The full form of HPD in medical term is “Histrionic personality disorder.”
A widespread pattern of extreme attention-seeking behaviours and emotional instability characterizes histrionic personality disorder (HPD), a mental health disease. Individuals with HPD frequently have a strong desire to be the center of attention and will act in vivid, dramatic, and provocative ways.
Although the precise origins of HPD are still unclear, it is thought that a complex interplay between genetic, biochemical, and environmental variables is responsible. In addition to having trouble controlling their emotions, people with HPD may exhibit excessive emotional reactivity and a propensity to overreact to stimuli. A mental health expert will normally perform a thorough evaluation, including a clinical interview and an assessment of symptoms, as part of the diagnosing process.

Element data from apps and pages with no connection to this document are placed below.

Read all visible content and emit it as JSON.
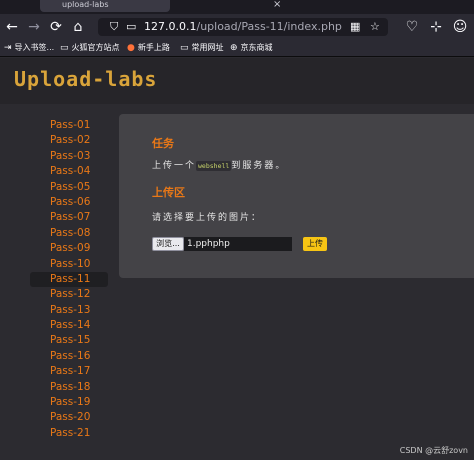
{
  "browser": {
    "tab_title": "upload-labs",
    "nav": {
      "back": "←",
      "forward": "→",
      "reload": "⟳",
      "home": "⌂"
    },
    "url_host": "127.0.0.1",
    "url_path": "/upload/Pass-11/index.php",
    "bookmarks": [
      "导入书签...",
      "火狐官方站点",
      "新手上路",
      "常用网址",
      "京东商城"
    ]
  },
  "header": {
    "logo": "Upload-labs"
  },
  "sidebar": {
    "items": [
      "Pass-01",
      "Pass-02",
      "Pass-03",
      "Pass-04",
      "Pass-05",
      "Pass-06",
      "Pass-07",
      "Pass-08",
      "Pass-09",
      "Pass-10",
      "Pass-11",
      "Pass-12",
      "Pass-13",
      "Pass-14",
      "Pass-15",
      "Pass-16",
      "Pass-17",
      "Pass-18",
      "Pass-19",
      "Pass-20",
      "Pass-21"
    ],
    "active_index": 10
  },
  "main": {
    "task_title": "任务",
    "task_prefix": "上传一个",
    "task_code": "webshell",
    "task_suffix": "到服务器。",
    "upload_title": "上传区",
    "choose_text": "请选择要上传的图片：",
    "browse_label": "浏览...",
    "file_value": "1.pphphp",
    "upload_button": "上传"
  },
  "watermark": "CSDN @云舒zovn"
}
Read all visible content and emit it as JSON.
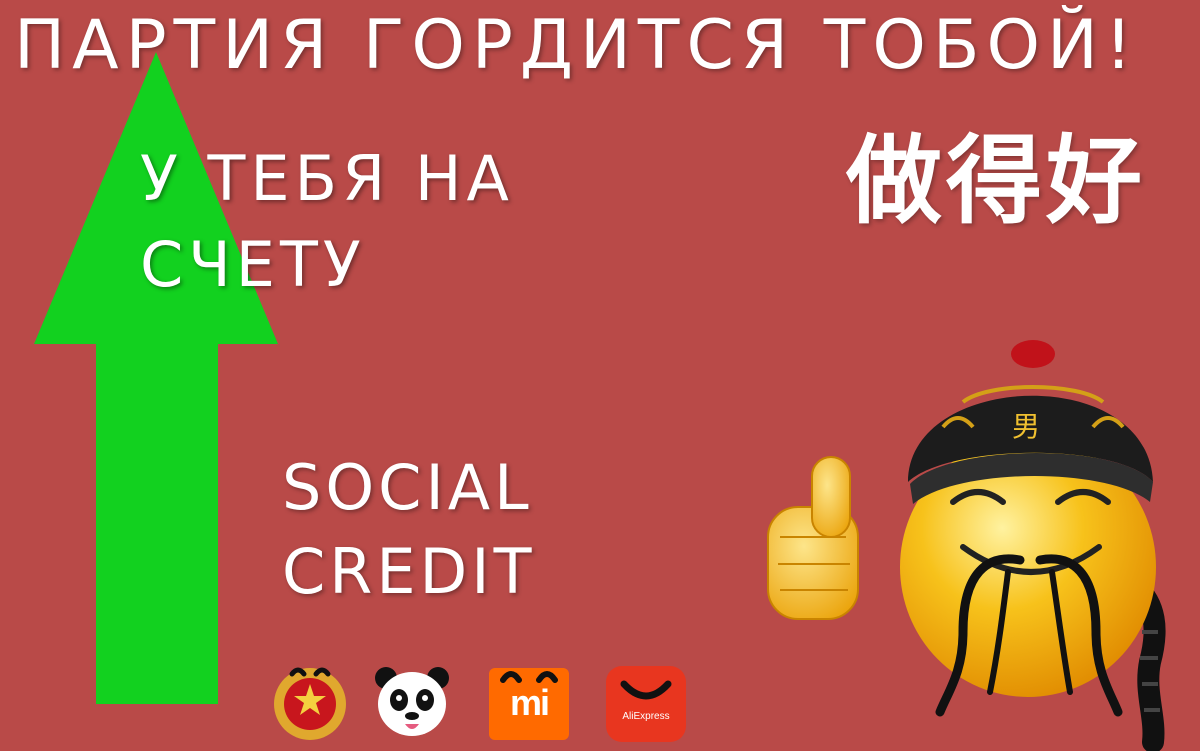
{
  "headline": "ПАРТИЯ ГОРДИТСЯ ТОБОЙ!",
  "counter_label": {
    "line1": "У ТЕБЯ НА",
    "line2": "СЧЕТУ"
  },
  "social_credit": {
    "line1": "SOCIAL",
    "line2": "CREDIT"
  },
  "chinese_caption": "做得好",
  "emperor_hat_character": "男",
  "badges": [
    {
      "icon": "national-emblem-icon"
    },
    {
      "icon": "panda-icon"
    },
    {
      "icon": "xiaomi-logo-icon",
      "text": "mi"
    },
    {
      "icon": "aliexpress-logo-icon",
      "text": "AliExpress"
    }
  ],
  "colors": {
    "background": "#b94a48",
    "arrow": "#12d11f",
    "text": "#ffffff",
    "emoji_yellow": "#f7c21b"
  }
}
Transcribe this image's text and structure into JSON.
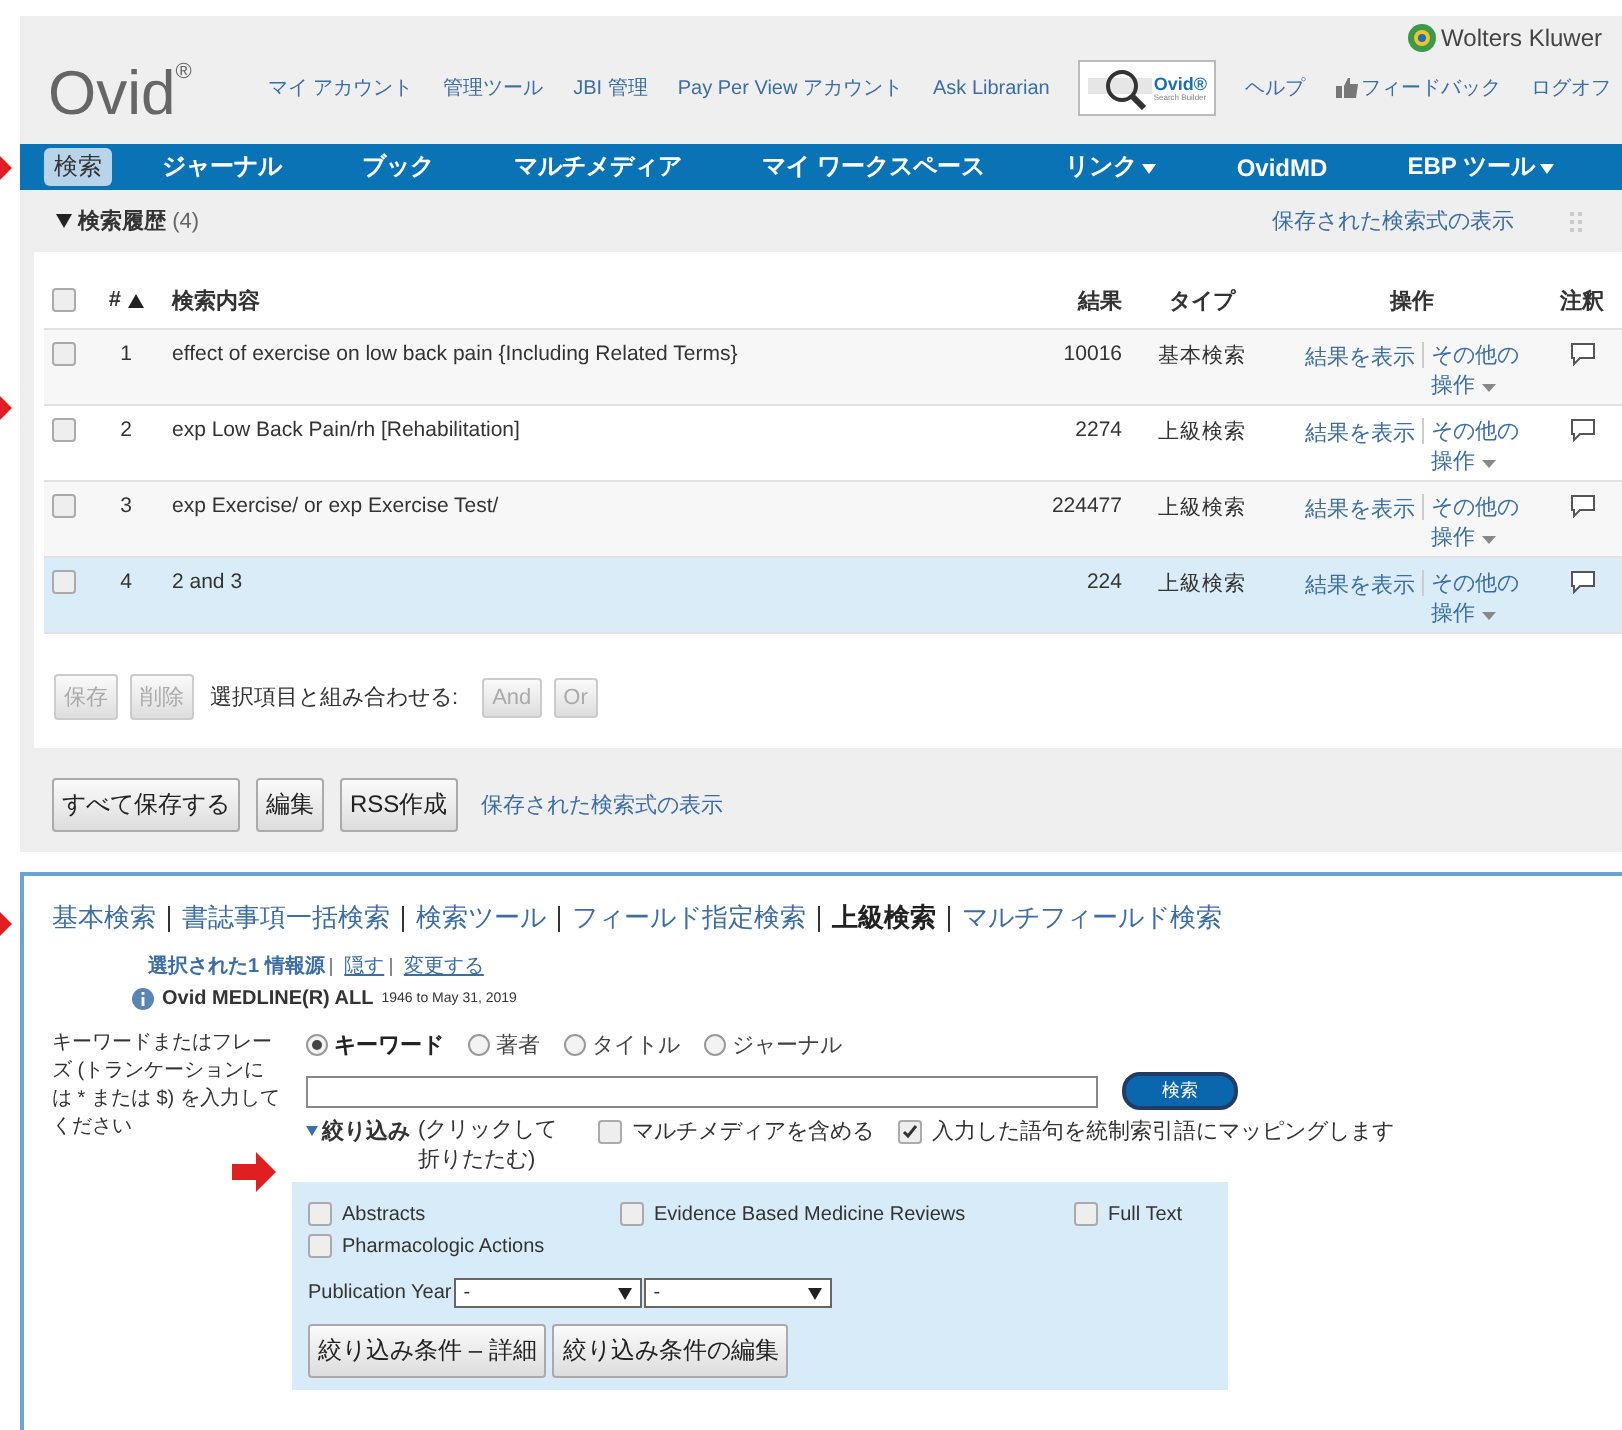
{
  "header": {
    "logo": "Ovid",
    "logo_mark": "®",
    "links": [
      "マイ アカウント",
      "管理ツール",
      "JBI 管理",
      "Pay Per View アカウント",
      "Ask Librarian"
    ],
    "builder_badge": {
      "title": "Ovid®",
      "subtitle": "Search Builder"
    },
    "brand": "Wolters Kluwer",
    "right_links": [
      {
        "label": "ヘルプ",
        "kind": "plain"
      },
      {
        "label": "フィードバック",
        "kind": "thumb"
      },
      {
        "label": "ログオフ",
        "kind": "plain"
      }
    ]
  },
  "nav": [
    {
      "label": "検索",
      "selected": true,
      "dropdown": false
    },
    {
      "label": "ジャーナル",
      "selected": false,
      "dropdown": false
    },
    {
      "label": "ブック",
      "selected": false,
      "dropdown": false
    },
    {
      "label": "マルチメディア",
      "selected": false,
      "dropdown": false
    },
    {
      "label": "マイ ワークスペース",
      "selected": false,
      "dropdown": false
    },
    {
      "label": "リンク",
      "selected": false,
      "dropdown": true
    },
    {
      "label": "OvidMD",
      "selected": false,
      "dropdown": false
    },
    {
      "label": "EBP ツール",
      "selected": false,
      "dropdown": true
    }
  ],
  "history": {
    "title": "検索履歴",
    "count": "(4)",
    "expanded": true,
    "all_checked": false,
    "saved_link": "保存された検索式の表示",
    "columns": {
      "number": "#",
      "query": "検索内容",
      "results": "結果",
      "type": "タイプ",
      "actions": "操作",
      "notes": "注釈"
    },
    "rows": [
      {
        "checked": false,
        "selected": false,
        "number": "1",
        "query": "effect of exercise on low back pain {Including Related Terms}",
        "results": "10016",
        "type": "基本検索",
        "view": "結果を表示",
        "more": "その他の操作"
      },
      {
        "checked": false,
        "selected": false,
        "number": "2",
        "query": "exp Low Back Pain/rh [Rehabilitation]",
        "results": "2274",
        "type": "上級検索",
        "view": "結果を表示",
        "more": "その他の操作"
      },
      {
        "checked": false,
        "selected": false,
        "number": "3",
        "query": "exp Exercise/ or exp Exercise Test/",
        "results": "224477",
        "type": "上級検索",
        "view": "結果を表示",
        "more": "その他の操作"
      },
      {
        "checked": false,
        "selected": true,
        "number": "4",
        "query": "2 and 3",
        "results": "224",
        "type": "上級検索",
        "view": "結果を表示",
        "more": "その他の操作"
      }
    ],
    "row_buttons": [
      {
        "label": "保存",
        "disabled": true
      },
      {
        "label": "削除",
        "disabled": true
      }
    ],
    "combine_label": "選択項目と組み合わせる:",
    "combine_buttons": [
      {
        "label": "And",
        "disabled": true
      },
      {
        "label": "Or",
        "disabled": true
      }
    ],
    "footer_buttons": [
      "すべて保存する",
      "編集",
      "RSS作成"
    ],
    "footer_link": "保存された検索式の表示"
  },
  "search": {
    "tabs": [
      {
        "label": "基本検索",
        "selected": false
      },
      {
        "label": "書誌事項一括検索",
        "selected": false
      },
      {
        "label": "検索ツール",
        "selected": false
      },
      {
        "label": "フィールド指定検索",
        "selected": false
      },
      {
        "label": "上級検索",
        "selected": true
      },
      {
        "label": "マルチフィールド検索",
        "selected": false
      }
    ],
    "source_label": "選択された1 情報源",
    "source_links": [
      "隠す",
      "変更する"
    ],
    "database": "Ovid MEDLINE(R) ALL",
    "database_range": "1946 to May 31, 2019",
    "field_label": "キーワードまたはフレーズ (トランケーションには * または $) を入力してください",
    "modes": [
      {
        "label": "キーワード",
        "selected": true
      },
      {
        "label": "著者",
        "selected": false
      },
      {
        "label": "タイトル",
        "selected": false
      },
      {
        "label": "ジャーナル",
        "selected": false
      }
    ],
    "search_button": "検索",
    "limits_toggle": "絞り込み",
    "limits_hint": "(クリックして折りたたむ)",
    "limits_expanded": true,
    "options": [
      {
        "label": "マルチメディアを含める",
        "checked": false
      },
      {
        "label": "入力した語句を統制索引語にマッピングします",
        "checked": true
      }
    ],
    "limits": [
      {
        "label": "Abstracts",
        "checked": false
      },
      {
        "label": "Evidence Based Medicine Reviews",
        "checked": false
      },
      {
        "label": "Full Text",
        "checked": false
      },
      {
        "label": "Pharmacologic Actions",
        "checked": false
      }
    ],
    "year_label": "Publication Year",
    "year_from": "-",
    "year_to": "-",
    "limit_buttons": [
      "絞り込み条件 – 詳細",
      "絞り込み条件の編集"
    ]
  }
}
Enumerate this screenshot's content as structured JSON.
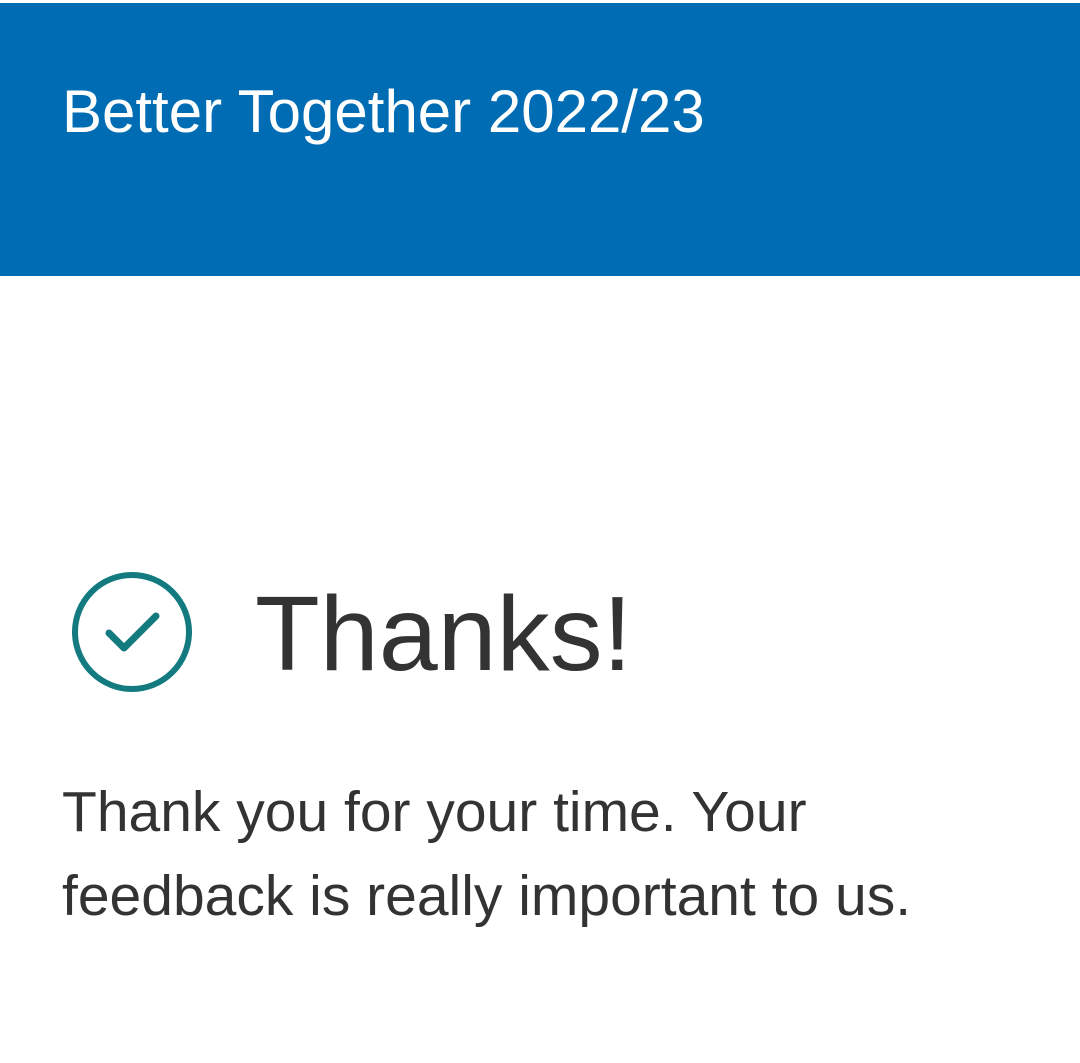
{
  "header": {
    "title": "Better Together 2022/23",
    "background_color": "#006cb4"
  },
  "confirmation": {
    "icon": "check-circle-icon",
    "icon_color": "#137a80",
    "heading": "Thanks!",
    "message": "Thank you for your time. Your feedback is really important to us."
  }
}
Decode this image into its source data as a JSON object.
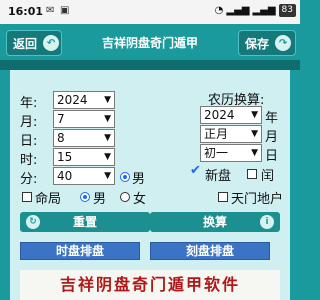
{
  "status": {
    "time": "16:01",
    "battery": "83"
  },
  "header": {
    "title": "吉祥阴盘奇门遁甲",
    "back_label": "返回",
    "save_label": "保存"
  },
  "solar": {
    "year": {
      "label": "年:",
      "value": "2024"
    },
    "month": {
      "label": "月:",
      "value": "7"
    },
    "day": {
      "label": "日:",
      "value": "8"
    },
    "hour": {
      "label": "时:",
      "value": "15"
    },
    "minute": {
      "label": "分:",
      "value": "40"
    }
  },
  "lunar": {
    "heading": "农历换算:",
    "year_value": "2024",
    "year_unit": "年",
    "month_value": "正月",
    "month_unit": "月",
    "day_value": "初一",
    "day_unit": "日"
  },
  "options": {
    "xinpan": "新盘",
    "run": "闰",
    "mingju": "命局",
    "male": "男",
    "female": "女",
    "tianmen": "天门地户"
  },
  "buttons": {
    "reset": "重置",
    "convert": "换算",
    "shipan": "时盘排盘",
    "kepan": "刻盘排盘"
  },
  "banner": "吉祥阴盘奇门遁甲软件"
}
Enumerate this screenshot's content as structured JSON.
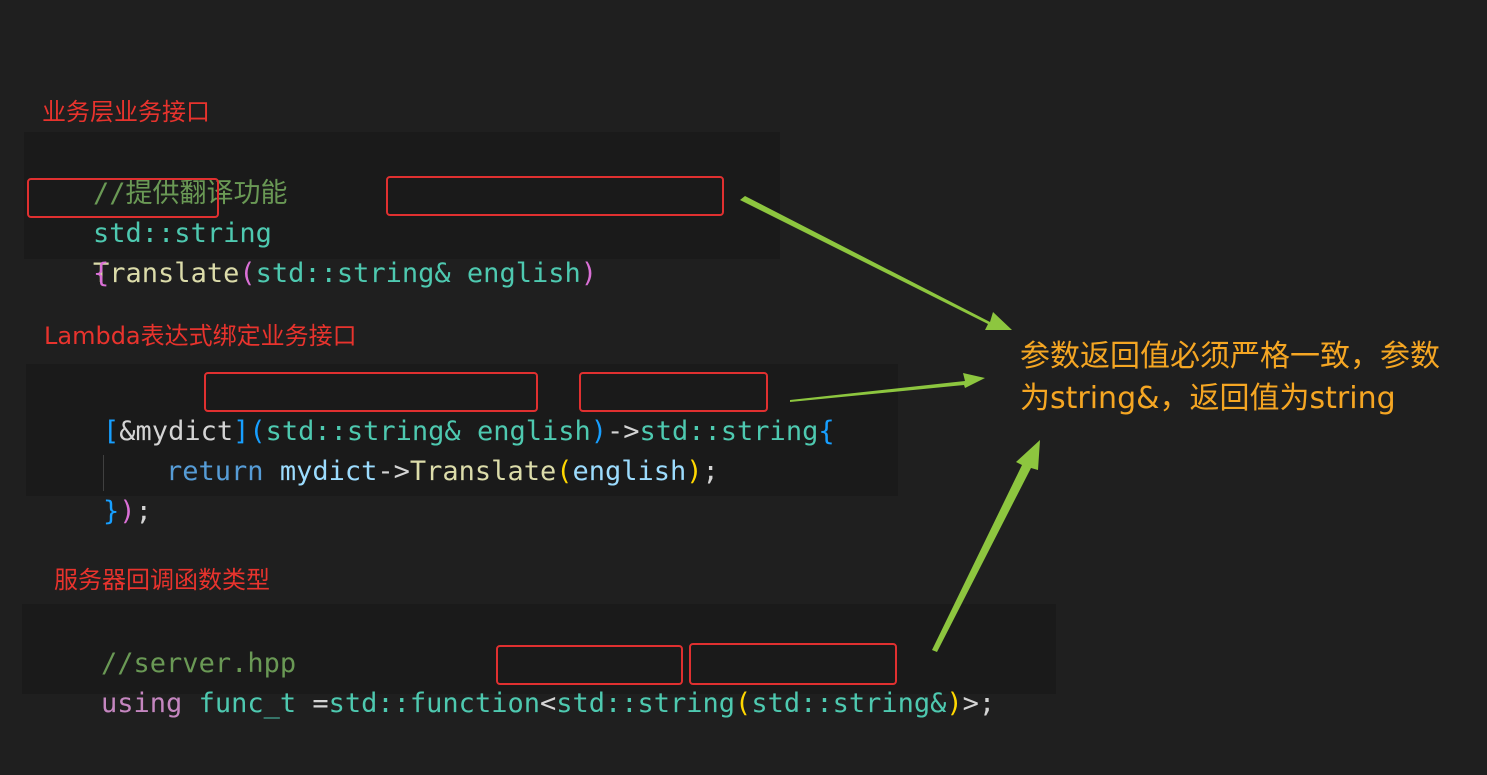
{
  "labels": {
    "business_interface": "业务层业务接口",
    "lambda_binding": "Lambda表达式绑定业务接口",
    "callback_type": "服务器回调函数类型"
  },
  "panel1": {
    "comment": "//提供翻译功能",
    "ret_type": "std::string",
    "func_name": "Translate",
    "lparen": "(",
    "param": "std::string& english",
    "rparen": ")",
    "brace": "{"
  },
  "panel2": {
    "capture": "[&mydict]",
    "lparen": "(",
    "param": "std::string& english",
    "rparen": ")",
    "arrow": "->",
    "ret_type": "std::string",
    "lbrace": "{",
    "return_kw": "return",
    "obj": "mydict",
    "deref": "->",
    "method": "Translate",
    "call_lparen": "(",
    "arg": "english",
    "call_rparen": ")",
    "semicolon": ";",
    "close_brace": "}",
    "close_paren": ")",
    "close_semicolon": ";"
  },
  "panel3": {
    "comment": "//server.hpp",
    "using_kw": "using",
    "alias": "func_t",
    "eq": " =",
    "std_function": "std::function",
    "lt": "<",
    "ret_type": "std::string",
    "lparen": "(",
    "param": "std::string&",
    "rparen": ")",
    "tail": ">;"
  },
  "note": {
    "line1": "参数返回值必须严格一致，参数",
    "line2": "为string&，返回值为string"
  },
  "colors": {
    "label_red": "#e8332d",
    "box_red": "#e03030",
    "arrow_green": "#8dc63f",
    "note_orange": "#f5a623"
  }
}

Even though there is no established practice for HPD, it is possible to control symptoms and enhance everyday functioning with the right care. For HPD, psychotherapy, especially cognitive-behavioral therapy (CBT), can be a successful therapeutic option. With the aid of this therapy, HPD patients can recognize and change harmful thought patterns and behaviors which may be causing some of their symptoms. Antidepressants or other anti-anxiety drugs may also be used to treat HPD symptoms.
People with HPD frequently need ongoing reassurance and reinforcement from others, making it difficult to sustain stable and meaningful relationships. Also, they could have the propensity to exaggerate their feelings and encounters, which makes their emotional display seem forced or hollow.